[Opening Given records section]

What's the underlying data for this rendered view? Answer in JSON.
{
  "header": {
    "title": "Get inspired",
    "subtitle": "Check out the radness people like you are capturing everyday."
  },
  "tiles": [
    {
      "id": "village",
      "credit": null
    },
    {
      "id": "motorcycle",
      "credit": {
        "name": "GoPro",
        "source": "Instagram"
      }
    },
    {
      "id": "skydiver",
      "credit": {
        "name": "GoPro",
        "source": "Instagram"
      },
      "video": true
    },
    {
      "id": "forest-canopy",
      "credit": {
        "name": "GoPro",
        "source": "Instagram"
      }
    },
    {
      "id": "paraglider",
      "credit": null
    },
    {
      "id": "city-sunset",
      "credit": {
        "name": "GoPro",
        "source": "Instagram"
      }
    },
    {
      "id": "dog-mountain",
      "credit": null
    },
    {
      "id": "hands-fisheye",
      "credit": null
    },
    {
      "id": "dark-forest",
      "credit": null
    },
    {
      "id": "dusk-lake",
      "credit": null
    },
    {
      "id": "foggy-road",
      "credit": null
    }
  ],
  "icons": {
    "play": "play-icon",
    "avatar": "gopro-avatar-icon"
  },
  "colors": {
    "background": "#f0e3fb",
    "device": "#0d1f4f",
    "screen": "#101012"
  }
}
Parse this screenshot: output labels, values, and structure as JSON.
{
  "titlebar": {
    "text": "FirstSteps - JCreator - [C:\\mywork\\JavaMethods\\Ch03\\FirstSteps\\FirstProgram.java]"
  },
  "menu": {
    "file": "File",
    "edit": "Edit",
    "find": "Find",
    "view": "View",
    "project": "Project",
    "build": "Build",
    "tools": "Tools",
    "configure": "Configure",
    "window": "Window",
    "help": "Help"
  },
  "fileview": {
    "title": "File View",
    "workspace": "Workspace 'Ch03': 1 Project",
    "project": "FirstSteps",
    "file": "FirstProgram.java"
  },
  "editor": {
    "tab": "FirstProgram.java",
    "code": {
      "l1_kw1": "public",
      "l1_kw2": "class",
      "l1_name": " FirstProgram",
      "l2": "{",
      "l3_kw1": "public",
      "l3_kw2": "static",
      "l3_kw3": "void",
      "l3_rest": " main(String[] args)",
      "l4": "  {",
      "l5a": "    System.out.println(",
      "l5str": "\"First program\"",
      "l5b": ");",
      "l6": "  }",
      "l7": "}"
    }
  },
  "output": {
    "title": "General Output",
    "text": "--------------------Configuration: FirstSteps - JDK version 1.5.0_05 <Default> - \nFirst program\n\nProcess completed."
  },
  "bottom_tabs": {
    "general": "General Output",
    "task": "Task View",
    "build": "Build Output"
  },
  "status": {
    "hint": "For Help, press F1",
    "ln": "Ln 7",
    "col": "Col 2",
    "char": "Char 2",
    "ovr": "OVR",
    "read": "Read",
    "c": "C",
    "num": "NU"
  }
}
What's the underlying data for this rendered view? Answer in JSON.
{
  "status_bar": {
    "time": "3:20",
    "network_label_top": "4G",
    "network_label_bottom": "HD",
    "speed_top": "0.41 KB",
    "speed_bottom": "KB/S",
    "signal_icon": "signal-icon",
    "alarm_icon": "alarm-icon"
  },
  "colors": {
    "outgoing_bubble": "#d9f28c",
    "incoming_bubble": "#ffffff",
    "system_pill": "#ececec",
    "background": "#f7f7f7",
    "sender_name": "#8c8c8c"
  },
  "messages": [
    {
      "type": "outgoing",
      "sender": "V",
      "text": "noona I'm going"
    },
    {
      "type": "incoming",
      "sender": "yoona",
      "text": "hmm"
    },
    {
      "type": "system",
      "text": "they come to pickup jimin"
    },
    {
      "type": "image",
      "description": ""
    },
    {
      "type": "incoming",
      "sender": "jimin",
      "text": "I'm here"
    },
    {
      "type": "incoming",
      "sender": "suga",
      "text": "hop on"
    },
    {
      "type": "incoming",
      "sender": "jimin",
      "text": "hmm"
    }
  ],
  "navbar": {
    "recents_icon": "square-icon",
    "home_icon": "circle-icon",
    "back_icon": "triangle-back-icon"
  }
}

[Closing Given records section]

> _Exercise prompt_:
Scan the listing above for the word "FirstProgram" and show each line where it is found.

> _Answer area_:
    "text": "FirstSteps - JCreator - [C:\\mywork\\JavaMethods\\Ch03\\FirstSteps\\FirstProgram.java]"
    "file": "FirstProgram.java"
    "tab": "FirstProgram.java",
      "l1_name": " FirstProgram",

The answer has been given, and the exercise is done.